After summarizing the appropriate standard of review, the Court will address each of defendant's arguments in turn.
A. Standard for motion to dismiss
When considering a motion to dismiss pursuant to Rule 12(b)(6), the Court must accept as true all facts alleged by the plaintiff in the complaint as well as any reasonable inferences that can be drawn from those facts. Markowitz v. Northeast Land Co., 906 F.2d 100, 103 (3d Cir. 1990). Legal conclusions are not admitted as true in a motion to dismiss. Kost v. Kozakiewicz, 1 F.3d 176, 183 (3d Cir. 1993). When no relief can be granted under any set of facts that could be proved, dismissal under Rule 12(b)(6) is appropriate. Markowitz, 906 F.2d at 103.
B. Motion to dismiss a portion of Count I: RCRA
Section 7002(a) of the Solid Waste Disposal Act, 42 U.S.C. § 6972, provides that a citizen may maintain an action against any person "who has contributed or is contributing to the past or present handling, storage, treatment, transportation, or disposal of any soil or hazardous waste which may present an imminent and substantial endangerment to health or the environment." 42 U.S.C. § 6972(a)(1)(B) (the RCRA citizen suit provision). Section 7002 allows the Court to award the following relief when a citizen brings a complaint pursuant to the RCRA:
The district court shall have jurisdiction . . . to restrain any person who has contributed or who is contributing to the past or present handling, storage, treatment, transportation, or disposal of any solid or hazardous waste. . ., to order such person to take other such action as may be necessary. . ., [or] to apply any appropriate civil penalties.
42 U.S.C. § 6972(a). Section 7002 further allows the Court to award "costs of litigation (including reasonable attorney and expert witness fees) to the prevailing or substantially prevailing party whenever the court determines such an award is appropriate." 42 U.S.C. § 6972(e).
Although defendant cites numerous cases supporting the principle that the RCRA citizen suit provision does not permit a private action for damages, it is not necessary to reach that issue. In this case, Graham is not using its RCRA claim as an opportunity to assert a private action for damages.

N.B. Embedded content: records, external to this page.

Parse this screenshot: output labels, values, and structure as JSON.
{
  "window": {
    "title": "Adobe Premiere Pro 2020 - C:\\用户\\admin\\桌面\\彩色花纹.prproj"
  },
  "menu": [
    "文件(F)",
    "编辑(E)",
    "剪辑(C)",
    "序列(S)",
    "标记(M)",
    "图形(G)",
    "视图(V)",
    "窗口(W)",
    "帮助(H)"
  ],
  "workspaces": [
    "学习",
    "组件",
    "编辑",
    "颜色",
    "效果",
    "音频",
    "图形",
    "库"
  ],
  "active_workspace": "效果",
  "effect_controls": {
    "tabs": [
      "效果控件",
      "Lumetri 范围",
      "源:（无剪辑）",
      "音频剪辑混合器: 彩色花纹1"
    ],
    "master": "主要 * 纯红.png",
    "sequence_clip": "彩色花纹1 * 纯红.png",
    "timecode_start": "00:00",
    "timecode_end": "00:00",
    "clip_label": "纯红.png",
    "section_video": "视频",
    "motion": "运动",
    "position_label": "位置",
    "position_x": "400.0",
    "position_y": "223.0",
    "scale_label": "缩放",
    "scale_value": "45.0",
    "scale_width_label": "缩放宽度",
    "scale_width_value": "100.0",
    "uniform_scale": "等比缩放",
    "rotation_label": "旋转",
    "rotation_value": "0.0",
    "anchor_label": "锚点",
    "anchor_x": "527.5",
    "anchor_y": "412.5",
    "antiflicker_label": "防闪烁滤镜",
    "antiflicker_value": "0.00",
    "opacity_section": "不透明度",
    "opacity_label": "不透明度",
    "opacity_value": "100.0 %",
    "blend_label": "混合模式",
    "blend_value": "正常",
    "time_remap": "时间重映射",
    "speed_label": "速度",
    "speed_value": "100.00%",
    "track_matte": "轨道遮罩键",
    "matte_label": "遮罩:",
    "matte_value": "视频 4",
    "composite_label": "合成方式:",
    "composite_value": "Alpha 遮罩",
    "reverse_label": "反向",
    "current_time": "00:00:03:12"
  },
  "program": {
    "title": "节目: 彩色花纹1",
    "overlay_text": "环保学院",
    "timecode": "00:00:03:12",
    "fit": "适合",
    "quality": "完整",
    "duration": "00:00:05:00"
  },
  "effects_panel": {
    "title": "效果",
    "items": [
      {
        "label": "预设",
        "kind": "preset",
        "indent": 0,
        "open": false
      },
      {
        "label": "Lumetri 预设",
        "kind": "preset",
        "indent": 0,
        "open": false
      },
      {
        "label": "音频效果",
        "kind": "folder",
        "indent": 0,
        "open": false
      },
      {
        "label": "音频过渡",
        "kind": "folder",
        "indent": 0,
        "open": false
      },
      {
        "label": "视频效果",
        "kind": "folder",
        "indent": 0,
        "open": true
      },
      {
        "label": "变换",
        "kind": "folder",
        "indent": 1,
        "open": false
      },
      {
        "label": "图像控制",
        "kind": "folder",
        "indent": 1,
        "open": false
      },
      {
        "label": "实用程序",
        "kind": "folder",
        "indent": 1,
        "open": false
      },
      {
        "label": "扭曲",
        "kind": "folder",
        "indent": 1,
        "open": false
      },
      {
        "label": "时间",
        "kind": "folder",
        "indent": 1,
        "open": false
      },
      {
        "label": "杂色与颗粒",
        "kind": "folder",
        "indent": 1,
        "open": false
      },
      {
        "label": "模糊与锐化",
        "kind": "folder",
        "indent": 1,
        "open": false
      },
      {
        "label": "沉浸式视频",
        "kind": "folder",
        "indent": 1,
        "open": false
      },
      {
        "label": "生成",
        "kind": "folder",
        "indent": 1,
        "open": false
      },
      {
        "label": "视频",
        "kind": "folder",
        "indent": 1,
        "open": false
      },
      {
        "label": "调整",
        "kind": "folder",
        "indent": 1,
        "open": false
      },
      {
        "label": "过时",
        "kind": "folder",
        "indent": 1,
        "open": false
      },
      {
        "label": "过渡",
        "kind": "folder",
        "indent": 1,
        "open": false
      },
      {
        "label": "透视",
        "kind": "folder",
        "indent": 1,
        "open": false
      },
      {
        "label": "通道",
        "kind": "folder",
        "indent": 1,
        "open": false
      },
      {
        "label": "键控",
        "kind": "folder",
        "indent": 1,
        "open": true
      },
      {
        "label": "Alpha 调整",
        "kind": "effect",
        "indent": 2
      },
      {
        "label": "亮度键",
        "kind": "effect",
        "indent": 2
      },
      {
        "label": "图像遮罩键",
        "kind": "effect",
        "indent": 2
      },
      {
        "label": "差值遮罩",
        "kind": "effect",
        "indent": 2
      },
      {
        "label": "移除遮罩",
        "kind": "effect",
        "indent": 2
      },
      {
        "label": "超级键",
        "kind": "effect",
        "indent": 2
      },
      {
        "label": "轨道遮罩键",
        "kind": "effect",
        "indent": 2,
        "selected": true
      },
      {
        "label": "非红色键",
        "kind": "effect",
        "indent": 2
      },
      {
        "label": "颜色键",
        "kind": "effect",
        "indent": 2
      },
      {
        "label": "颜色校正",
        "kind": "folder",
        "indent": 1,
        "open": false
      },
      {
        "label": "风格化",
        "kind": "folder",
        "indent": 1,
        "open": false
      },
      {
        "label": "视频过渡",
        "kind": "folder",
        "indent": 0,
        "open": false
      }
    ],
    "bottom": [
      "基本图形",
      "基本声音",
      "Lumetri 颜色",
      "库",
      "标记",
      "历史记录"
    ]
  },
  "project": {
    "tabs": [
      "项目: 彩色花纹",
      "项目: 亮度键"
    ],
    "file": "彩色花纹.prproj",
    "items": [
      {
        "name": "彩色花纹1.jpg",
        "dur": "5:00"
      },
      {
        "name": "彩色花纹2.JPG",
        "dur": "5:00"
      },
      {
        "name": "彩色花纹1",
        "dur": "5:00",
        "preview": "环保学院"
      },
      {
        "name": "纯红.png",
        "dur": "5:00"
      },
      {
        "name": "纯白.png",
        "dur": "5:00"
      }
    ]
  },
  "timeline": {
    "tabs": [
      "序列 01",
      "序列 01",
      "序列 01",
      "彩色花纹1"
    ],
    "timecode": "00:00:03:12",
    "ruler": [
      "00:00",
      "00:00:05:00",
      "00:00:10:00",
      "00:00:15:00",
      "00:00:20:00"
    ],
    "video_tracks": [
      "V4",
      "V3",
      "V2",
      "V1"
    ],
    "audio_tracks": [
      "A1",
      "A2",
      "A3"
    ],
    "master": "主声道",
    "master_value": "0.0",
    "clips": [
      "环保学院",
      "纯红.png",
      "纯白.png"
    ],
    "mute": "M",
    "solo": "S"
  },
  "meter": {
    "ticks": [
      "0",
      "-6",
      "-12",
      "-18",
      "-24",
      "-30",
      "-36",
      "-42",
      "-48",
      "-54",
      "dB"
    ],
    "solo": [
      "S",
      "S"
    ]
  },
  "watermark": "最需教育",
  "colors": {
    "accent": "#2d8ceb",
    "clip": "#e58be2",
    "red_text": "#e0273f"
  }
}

Rather, Graham is seeking only the relief authorized by RCRA's citizen suit provision. The prayer for relief in Count I of the amended complaint itemizes the relief available by RCRA's citizen suit provision, and BP's argument that the relief requested is outside the scope of relief allowed under RCRA is, therefore, mooted. For this reason, the Court will deny BP's motion to dismiss a portion of Count I of the amended complaint.
C. Motion to dismiss a portion of Count II: HSCA
Section 6020.1115 of HSCA provides that:
[a] person who has experienced or is threatened with personal injury or property damage as a result of a release of a hazardous substance may file a civil action against any person to prevent or abate a violation of this act or any order, regulation, standard or approval issued under this act.
35 Pa.C.S.A. § 6020.1115(a) (the HSCA citizen suit provision).
In addition to allowing citizens to seek injunctive relief, the HSCA citizen suit provision ...